→ **Your task**:
Each line of the records that holds "Quest" should be shown in full.

→ **Items from an interface collection**:
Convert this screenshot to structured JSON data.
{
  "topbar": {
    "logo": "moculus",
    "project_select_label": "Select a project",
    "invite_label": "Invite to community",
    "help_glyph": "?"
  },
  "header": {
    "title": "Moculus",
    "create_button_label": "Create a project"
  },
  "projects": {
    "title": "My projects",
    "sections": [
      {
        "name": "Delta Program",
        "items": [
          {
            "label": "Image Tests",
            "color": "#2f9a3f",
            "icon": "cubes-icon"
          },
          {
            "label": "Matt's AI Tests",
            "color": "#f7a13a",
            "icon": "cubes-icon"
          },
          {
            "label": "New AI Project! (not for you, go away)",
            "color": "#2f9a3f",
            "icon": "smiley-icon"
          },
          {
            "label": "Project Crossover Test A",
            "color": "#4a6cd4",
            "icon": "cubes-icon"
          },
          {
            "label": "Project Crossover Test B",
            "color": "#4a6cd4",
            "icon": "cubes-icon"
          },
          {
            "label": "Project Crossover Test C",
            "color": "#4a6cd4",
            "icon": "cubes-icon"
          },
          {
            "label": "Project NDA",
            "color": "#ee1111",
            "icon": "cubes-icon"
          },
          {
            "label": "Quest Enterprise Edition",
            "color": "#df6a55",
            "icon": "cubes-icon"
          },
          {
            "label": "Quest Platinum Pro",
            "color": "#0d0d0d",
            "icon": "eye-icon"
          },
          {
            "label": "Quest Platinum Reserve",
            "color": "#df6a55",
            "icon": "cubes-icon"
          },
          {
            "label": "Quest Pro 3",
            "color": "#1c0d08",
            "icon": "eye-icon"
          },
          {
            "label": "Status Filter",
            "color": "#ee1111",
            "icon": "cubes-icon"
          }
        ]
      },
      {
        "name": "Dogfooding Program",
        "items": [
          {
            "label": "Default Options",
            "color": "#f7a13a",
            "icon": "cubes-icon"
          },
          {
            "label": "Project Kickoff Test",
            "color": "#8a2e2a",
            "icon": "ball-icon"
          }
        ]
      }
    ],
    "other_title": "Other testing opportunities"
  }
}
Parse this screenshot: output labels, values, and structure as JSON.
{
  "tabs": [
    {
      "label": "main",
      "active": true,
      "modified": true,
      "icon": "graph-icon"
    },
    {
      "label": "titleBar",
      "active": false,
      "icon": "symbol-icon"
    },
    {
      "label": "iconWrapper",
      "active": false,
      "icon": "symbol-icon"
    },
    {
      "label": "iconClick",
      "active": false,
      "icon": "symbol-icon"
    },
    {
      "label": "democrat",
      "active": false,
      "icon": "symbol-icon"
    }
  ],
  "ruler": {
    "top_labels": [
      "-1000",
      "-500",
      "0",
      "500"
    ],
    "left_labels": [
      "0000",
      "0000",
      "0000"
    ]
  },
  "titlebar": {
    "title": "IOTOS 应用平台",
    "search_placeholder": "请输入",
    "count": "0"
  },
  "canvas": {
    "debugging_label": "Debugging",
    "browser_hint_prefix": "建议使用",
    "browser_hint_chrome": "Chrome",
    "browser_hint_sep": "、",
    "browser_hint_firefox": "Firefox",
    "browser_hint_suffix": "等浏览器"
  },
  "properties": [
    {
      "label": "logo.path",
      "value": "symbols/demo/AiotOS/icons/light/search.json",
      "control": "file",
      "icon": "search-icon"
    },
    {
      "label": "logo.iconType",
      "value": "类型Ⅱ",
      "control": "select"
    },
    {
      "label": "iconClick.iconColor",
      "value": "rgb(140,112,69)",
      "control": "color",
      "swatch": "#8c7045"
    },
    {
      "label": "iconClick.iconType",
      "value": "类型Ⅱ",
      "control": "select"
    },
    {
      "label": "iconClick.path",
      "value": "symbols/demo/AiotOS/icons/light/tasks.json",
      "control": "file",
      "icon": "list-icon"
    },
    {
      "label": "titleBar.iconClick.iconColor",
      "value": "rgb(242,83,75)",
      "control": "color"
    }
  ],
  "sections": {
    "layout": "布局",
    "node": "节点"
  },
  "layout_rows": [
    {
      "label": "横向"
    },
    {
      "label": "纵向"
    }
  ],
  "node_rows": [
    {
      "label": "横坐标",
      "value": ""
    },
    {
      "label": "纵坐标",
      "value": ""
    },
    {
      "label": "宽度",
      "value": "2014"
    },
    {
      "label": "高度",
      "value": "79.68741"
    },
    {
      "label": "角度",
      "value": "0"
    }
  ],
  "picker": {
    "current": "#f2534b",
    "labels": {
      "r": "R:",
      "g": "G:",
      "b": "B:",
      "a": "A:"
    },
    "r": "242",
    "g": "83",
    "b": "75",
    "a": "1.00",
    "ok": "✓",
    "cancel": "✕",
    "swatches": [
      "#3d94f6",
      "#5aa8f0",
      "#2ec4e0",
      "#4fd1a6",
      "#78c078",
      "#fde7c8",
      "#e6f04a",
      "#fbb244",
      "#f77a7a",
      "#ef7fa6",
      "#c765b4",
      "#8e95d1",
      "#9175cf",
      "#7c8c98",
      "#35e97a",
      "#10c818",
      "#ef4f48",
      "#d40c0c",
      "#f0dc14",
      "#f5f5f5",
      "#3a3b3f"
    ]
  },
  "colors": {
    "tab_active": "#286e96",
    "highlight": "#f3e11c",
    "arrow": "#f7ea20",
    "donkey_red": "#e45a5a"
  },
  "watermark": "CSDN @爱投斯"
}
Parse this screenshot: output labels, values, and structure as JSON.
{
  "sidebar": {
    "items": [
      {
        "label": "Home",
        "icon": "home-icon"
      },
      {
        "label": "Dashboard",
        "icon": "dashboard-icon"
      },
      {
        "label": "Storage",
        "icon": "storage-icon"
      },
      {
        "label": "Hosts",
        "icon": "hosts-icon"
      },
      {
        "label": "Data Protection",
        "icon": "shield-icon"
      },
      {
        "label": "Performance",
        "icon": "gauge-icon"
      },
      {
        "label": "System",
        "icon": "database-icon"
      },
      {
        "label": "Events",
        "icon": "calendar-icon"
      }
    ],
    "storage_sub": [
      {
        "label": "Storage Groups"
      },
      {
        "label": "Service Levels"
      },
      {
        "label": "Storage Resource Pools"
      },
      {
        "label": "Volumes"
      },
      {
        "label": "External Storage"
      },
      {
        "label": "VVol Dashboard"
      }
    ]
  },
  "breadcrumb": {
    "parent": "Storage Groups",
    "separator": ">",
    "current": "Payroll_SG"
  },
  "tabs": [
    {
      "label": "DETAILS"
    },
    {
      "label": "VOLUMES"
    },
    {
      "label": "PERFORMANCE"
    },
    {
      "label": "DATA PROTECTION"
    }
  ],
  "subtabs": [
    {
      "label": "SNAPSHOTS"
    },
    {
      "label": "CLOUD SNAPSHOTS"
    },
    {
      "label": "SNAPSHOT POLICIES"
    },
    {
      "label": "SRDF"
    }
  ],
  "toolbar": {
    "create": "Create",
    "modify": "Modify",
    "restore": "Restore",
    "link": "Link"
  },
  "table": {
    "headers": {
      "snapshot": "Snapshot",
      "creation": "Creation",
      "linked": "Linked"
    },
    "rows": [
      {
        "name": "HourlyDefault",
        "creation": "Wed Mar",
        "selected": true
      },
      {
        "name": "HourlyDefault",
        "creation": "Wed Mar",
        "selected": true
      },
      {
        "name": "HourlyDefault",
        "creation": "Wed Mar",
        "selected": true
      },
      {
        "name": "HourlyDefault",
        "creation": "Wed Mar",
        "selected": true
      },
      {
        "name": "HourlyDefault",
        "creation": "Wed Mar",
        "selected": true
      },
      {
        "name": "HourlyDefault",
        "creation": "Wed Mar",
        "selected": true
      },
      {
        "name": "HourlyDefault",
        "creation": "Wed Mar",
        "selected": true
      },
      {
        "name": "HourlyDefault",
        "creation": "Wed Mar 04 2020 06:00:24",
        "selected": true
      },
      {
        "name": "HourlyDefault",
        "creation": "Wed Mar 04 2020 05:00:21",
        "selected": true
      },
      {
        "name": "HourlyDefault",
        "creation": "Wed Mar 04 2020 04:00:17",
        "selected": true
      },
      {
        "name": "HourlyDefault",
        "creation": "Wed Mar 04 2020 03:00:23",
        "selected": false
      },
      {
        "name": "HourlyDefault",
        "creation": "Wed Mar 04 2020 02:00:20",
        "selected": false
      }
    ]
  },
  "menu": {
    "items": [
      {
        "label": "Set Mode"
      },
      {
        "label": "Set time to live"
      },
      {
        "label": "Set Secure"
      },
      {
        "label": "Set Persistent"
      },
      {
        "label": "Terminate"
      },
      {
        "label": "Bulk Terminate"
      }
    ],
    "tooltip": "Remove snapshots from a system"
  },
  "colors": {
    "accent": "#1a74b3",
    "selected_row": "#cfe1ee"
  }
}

→ **Result of this exercise**:
            "label": "Quest Enterprise Edition",
            "label": "Quest Platinum Pro",
            "label": "Quest Platinum Reserve",
            "label": "Quest Pro 3",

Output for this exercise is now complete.